I live part of the year in the UK and I find it quite the opposite. The products I buy are always labelled for allergens. I can't speak for dairy because I don't look out for this but I have seen pastas and sauces with labels "manufactured in a plant that processes peanuts, nuts.. products" or something to that effect.

If you are going to grocery shop, stick to the major stores, like Tesco and Sainsbury's.

Last year I ordered a booklet from Sainsbury's titled "Nut Free" which is a product guide for all of Sainsbury's own label foods. They even mailed me their Xmas Nut Free List.

Tesco also has clear labelling on their own label foods. I need to check if they have similar literature to Sainsbury's, but I did notice that they are very specific about their labelling.

The Sainsbury's allergy information page is here:

http://www.sainsburys.co.uk/food/specia ... rances.htm

Here is the list of their milk-free products (67 pages!):

http://www.sainsburys.co.uk/NR/rdonlyre ... lkfree.pdf

Have a great trip and enjoy bonnie Scotland!


Top
 Profile  
 
 Post subject:
PostPosted: Tue Feb 07, 2006 3:14 pm 
Offline

Joined: Thu Aug 11, 2005 6:48 pm
Posts: 614
Location: Ontario, Canada / Cambridge, UK
I found this info on the Air Canada website:

Travelling to the United Kingdom? Check the rules before you take any food items with you.

It is against the law to bring any meat or dairy products into the UK from countries outside Europe.

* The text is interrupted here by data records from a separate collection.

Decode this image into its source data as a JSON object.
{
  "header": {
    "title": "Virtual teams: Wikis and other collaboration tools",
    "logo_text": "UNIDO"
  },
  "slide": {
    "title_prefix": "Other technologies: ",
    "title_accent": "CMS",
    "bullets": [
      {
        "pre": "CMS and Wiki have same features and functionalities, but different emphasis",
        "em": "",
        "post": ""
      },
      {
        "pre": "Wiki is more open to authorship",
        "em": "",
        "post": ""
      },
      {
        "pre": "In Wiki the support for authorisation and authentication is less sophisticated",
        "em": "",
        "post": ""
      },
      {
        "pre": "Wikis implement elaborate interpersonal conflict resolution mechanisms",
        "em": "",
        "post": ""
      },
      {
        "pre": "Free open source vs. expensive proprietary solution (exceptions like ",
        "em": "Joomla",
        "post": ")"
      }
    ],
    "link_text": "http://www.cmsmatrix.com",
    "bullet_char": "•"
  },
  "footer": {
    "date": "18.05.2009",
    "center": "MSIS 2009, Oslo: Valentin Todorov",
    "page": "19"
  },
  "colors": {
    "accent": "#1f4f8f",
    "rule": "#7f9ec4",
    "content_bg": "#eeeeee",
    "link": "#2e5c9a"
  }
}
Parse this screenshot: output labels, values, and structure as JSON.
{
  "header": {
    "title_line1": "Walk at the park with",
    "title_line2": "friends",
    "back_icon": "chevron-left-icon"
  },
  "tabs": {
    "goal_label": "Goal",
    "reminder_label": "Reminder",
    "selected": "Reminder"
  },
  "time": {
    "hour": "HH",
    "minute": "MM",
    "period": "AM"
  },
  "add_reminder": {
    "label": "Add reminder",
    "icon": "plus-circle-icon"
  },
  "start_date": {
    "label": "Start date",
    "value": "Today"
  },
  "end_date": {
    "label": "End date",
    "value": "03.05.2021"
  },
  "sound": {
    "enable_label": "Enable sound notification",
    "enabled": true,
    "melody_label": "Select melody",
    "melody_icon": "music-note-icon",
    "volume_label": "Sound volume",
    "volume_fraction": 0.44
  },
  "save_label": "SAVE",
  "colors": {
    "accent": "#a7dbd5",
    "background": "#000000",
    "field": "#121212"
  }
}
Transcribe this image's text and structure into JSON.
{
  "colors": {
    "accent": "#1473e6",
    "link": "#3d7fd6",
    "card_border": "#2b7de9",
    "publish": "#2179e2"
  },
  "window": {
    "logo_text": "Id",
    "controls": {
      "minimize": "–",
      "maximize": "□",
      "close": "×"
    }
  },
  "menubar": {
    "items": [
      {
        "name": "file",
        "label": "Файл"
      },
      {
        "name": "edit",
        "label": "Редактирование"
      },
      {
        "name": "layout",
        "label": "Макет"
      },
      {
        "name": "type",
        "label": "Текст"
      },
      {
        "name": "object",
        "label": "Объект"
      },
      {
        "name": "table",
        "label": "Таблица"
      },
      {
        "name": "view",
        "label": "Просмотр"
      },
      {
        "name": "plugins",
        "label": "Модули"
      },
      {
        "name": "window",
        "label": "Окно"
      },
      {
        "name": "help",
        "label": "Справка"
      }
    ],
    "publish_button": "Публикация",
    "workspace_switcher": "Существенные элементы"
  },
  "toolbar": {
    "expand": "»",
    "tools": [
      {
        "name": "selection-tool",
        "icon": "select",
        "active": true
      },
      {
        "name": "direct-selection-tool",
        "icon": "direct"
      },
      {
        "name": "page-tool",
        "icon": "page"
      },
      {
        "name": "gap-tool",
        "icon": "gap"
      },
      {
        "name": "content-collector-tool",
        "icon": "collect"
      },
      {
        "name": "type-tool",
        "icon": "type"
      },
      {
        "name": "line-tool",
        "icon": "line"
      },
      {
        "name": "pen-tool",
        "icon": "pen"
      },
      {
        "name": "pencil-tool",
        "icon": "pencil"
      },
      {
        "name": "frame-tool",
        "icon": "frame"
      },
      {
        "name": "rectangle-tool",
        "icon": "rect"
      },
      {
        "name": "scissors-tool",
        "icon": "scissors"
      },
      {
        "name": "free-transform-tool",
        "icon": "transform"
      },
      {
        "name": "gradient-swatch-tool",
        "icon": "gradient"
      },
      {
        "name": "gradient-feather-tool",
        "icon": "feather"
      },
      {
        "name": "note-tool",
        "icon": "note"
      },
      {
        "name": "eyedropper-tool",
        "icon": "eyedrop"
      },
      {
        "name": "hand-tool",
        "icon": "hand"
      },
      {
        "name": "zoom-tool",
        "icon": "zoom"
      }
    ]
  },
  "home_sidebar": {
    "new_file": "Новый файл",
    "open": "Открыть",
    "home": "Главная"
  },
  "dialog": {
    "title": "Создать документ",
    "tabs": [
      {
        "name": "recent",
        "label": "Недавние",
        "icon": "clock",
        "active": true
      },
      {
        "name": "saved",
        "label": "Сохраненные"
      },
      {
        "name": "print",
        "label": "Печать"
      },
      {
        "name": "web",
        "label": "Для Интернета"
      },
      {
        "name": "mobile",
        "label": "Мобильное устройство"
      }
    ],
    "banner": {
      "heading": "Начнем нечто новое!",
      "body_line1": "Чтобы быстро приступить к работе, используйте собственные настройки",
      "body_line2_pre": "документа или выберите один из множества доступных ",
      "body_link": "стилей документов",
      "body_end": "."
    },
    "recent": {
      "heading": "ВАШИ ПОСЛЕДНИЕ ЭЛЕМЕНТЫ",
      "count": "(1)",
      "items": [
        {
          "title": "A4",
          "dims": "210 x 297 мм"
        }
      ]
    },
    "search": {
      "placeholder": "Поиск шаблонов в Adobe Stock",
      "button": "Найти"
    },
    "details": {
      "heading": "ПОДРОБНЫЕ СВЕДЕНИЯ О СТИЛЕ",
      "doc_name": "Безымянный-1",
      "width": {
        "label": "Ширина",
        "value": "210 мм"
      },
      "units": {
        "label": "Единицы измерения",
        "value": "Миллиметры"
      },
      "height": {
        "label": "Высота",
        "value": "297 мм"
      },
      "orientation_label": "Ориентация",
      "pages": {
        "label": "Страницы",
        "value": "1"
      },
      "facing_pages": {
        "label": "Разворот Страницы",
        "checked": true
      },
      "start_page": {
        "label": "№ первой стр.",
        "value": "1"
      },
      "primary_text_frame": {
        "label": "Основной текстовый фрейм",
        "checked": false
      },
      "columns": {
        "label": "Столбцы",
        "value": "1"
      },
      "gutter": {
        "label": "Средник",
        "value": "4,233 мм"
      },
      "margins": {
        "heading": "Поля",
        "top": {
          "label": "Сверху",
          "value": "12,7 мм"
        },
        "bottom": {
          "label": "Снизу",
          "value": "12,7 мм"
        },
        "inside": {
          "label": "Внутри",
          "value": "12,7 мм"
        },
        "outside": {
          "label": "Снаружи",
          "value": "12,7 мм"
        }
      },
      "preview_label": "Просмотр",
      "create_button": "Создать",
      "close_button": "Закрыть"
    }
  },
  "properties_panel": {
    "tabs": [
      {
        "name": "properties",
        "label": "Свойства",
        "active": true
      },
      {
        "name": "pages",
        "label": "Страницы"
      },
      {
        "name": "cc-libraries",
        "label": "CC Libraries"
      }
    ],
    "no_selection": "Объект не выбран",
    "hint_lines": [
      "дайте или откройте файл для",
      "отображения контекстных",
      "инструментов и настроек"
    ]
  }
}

Restrictions also apply to many other food items, including fish, shellfish, eggs and honey as well as certain plants and vegetables.

Controls on food imports are essential to protect British livestock and agriculture from pests and disease not found in the UK - and may also protect your own health.

Check the rules at http://www.defra.gov.uk/animalh/illegali/default.htm before you travel and avoid severe delays, prosecution and fines on arrival in the UK.


Top
 Profile  
 
 Post subject:
PostPosted: Mon Mar 20, 2006 11:29 am 
Offline

Joined: Mon Mar 20, 2006 5:42 am
Posts: 1
Hi! My son is anaphylactic to dairy and we live in the UK but are from the US. I find the labelling to be very good and getting better. Earlier advice about Tesco and Sainsburys is good -- Sainsburys is also beginning to lable for "made in a facility that handles milk" as well. You can find soy and rice milk there if that is what he drinks. I have brought all kinds of food in to the country. The general rule is that you cannot bring in anything fresh - most of the airports have sniffer dogs to check this. I have not had any problem with anything packaged. Enjoy your visit!


Top
 Profile  
 
Display posts from previous:  Sort by  
Post new topic Reply to topic  [ 9 posts ] 

All times are UTC - 4 hours


Who is online

Users browsing this forum: No registered users and 3 guests


You cannot post new topics in this forum
You cannot reply to topics in this forum
You cannot edit your posts in this forum
You cannot delete your posts in this forum
You cannot post attachments in this forum

Search for:
Jump to:  
cron
Powered by phpBB® Forum Software © phpBB Group